No matter how jaded I think I’ve gotten, no matter how sure I am that I’ve seen it all, something is bound to come along to throw me for a loop. This time it’s Lucy Ferriss’s latest Lingua Franca post. I’ve long been accustomed to hearing things like “He gave it to John and I”; I used to make the common mistake of thinking it was hypercorrection before it was explained to me that it was a special case of coordinate construction (see Philipp S. Angermeyer and John Victor Singler, “The case for politeness: Pronoun variation in co-ordinate NPs in object position in English,” Language Variation and Change 15, July 2003, pp 171-209; abstract). But Ferriss takes us all the way down the slippery slope from that to Colin Powell’s “I’ll be voting for he and for Vice President Joe Biden” to… well, I’ll let her tell it:

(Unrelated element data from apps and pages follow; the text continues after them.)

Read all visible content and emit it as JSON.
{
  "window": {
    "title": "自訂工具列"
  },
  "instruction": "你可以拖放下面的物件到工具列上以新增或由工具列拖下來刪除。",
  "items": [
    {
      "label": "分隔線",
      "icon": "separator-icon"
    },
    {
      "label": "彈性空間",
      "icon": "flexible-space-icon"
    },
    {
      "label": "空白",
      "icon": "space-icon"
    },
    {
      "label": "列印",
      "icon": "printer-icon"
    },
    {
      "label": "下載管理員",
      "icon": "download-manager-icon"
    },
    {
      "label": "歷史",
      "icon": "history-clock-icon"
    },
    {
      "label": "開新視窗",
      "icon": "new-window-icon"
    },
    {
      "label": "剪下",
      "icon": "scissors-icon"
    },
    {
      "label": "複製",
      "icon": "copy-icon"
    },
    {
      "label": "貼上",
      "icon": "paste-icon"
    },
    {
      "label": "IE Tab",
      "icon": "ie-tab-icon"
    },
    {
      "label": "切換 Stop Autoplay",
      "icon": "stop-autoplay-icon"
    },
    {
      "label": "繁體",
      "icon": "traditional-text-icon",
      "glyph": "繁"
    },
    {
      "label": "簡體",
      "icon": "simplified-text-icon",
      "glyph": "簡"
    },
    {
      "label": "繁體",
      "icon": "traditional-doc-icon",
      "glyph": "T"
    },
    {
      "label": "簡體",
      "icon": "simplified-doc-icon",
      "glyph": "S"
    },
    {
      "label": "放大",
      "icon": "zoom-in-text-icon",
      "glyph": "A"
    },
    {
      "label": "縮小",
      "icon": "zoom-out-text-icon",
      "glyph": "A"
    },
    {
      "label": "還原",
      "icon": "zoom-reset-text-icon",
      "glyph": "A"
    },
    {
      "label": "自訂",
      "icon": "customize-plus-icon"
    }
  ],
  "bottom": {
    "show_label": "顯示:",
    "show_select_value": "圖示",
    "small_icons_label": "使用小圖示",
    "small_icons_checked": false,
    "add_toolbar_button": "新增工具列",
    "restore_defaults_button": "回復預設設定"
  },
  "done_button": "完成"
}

Which brings us to this week. Although I’ve given examples from public figures, my attention on a daily basis goes to my students. And for reasons I haven’t investigated, this past week I received two student stories with new examples of the nominative pronoun used in the objective position. The first wrote, “I didn’t think I was in love with he, but I couldn’t be sure.” The second wrote, “For they, it wasn’t that important.” No coordinator in either example. And then, at a social gathering, I overheard a woman say, “She gave it to I—I mean to me—oh, I don’t know any more.”
I never in a million years would have guessed that native speakers of English, in my lifetime, would be confused as to whether to say “She gave it to I” or “She gave it to me.” Language change can happen fast!
(I think we can take it as read that this is not acceptable English and will not be acceptable English in the foreseeable future; I realize many readers of this post will have the automatic bristling “see, it’s all going to hell” reaction, but frankly that’s not a very interesting reaction even if it’s harmless and inevitable.)